This is such a beautiful idea. If kids stopped going to school it would absolutely get the world’s attention. A society in which kids are afraid to go to school needs to take a long, hard look at its commitment not only to fundamental safety, but to education grounded in honest, fact-based, intellectual integrity. Where better to start than with an analysis of the Second Amendment that recognizes its historical context and its proper place in modern society, instead bribing Congress to maintain it as a license to kill?

After the mass shooting in Las Vegas in October, Democratic “leaders” at the DCCC told Congressional candidates not to discuss gun policy, just offer the public pablum: any message today should be on offering thoughts/prayers for victims and their families, and thanking 1st responders who saved lives. 

“Do not politicize it today,” official Democrats advised, “There will be time for policy and discussion.” And after Las Vegas we all remember how Democrats raised policy and discussion to a higher lever, don’t we? No, they didn’t.

Now, with the Parkland, Florida shooting, when Republicans offered a solid front of “thoughts and prayers,” they took some serious heat for it and rightly so. Democrats were all over the map in their responses, but these days that counts as progress.

Some in Congress, like Rep. Gabby Giffords, speak out for sane gun laws all the time. I stand with her and those who support not only thoughts and prayers, but rational reforms including: 

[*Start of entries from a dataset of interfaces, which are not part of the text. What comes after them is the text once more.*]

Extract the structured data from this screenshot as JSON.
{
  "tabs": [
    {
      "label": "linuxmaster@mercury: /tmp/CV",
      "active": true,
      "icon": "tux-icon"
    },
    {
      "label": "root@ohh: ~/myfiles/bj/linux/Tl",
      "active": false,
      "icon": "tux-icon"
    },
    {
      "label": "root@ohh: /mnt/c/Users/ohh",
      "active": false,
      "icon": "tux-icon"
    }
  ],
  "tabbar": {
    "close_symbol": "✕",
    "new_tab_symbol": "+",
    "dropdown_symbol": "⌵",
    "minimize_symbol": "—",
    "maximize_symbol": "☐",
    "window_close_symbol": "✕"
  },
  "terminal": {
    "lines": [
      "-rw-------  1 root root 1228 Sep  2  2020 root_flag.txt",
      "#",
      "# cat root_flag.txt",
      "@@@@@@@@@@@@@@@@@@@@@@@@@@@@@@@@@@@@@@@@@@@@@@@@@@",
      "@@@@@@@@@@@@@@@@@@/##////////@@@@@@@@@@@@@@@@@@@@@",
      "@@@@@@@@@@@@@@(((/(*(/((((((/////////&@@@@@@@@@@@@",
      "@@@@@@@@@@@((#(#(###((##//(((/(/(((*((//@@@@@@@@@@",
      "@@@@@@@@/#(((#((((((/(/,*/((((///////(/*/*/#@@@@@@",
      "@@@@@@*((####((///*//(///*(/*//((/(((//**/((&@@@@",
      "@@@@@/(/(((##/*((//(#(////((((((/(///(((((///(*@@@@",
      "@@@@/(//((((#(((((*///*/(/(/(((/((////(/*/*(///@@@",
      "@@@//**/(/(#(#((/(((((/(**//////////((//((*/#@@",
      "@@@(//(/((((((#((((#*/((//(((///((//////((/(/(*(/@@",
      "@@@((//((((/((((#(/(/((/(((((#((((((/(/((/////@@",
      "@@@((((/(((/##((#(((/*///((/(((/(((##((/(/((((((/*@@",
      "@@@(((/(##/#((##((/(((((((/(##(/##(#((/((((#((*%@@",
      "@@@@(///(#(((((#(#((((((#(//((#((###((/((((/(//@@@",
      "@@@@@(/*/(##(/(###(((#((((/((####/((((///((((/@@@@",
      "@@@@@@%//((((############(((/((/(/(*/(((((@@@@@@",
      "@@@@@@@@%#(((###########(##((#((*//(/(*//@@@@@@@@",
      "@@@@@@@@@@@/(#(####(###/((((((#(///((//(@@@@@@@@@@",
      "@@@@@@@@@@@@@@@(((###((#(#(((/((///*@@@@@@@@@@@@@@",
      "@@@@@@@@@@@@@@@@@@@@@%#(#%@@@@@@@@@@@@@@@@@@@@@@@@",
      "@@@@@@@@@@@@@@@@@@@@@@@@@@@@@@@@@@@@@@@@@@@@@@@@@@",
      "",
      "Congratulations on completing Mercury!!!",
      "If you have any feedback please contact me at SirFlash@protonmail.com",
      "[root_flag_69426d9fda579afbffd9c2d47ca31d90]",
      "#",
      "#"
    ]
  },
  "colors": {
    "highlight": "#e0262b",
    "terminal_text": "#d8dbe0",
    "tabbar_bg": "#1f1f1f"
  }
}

* Raise legal age for gun ownership to 21 
* Require parental/guardian liability for gun sales to minors 
* Ban concealed weapons from schools, places of worship, etc. 
* Ban the AR-15 and other assault weapons 
* Require background checks for ALL gun sales 
* Reinstate flagging for mental health issues 
* Empower local jurisdiction to enact such additional 
safety ordinances as they may choose

Obviously, the issue of guns in Vermont is different from guns in Miami. I learned about guns from my dad and my brothers. Most of my friends own guns, and people in Vermont tend to keep their guns locked up safely, how to keep them, and when not to use them.  I also think that some people should not have guns.

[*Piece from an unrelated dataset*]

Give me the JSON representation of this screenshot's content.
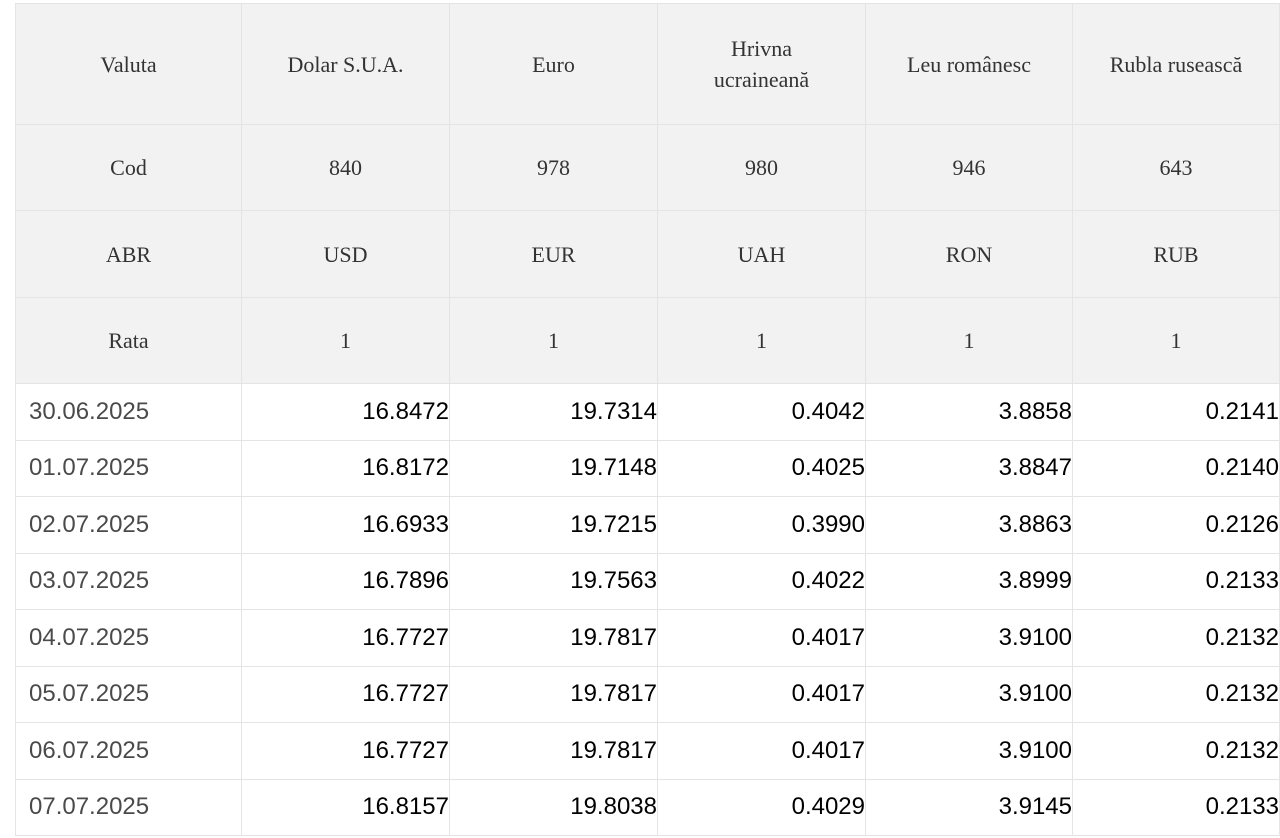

Having a gun increases the likelihood of  gun suicides, which are almost twice as frequent as gun homicides. Most of us already know that shooting each other doesn’t solve anything. It’s long past time to take control of our government away from those who think guns are an answer to every problem.

Like all governing decisions, what to do about guns should be determined by the common good and the general welfare, not the profits of corporations and special interest associations.  

Committee to Elect Ben Mitchell
Powered by - Political Campaign Websites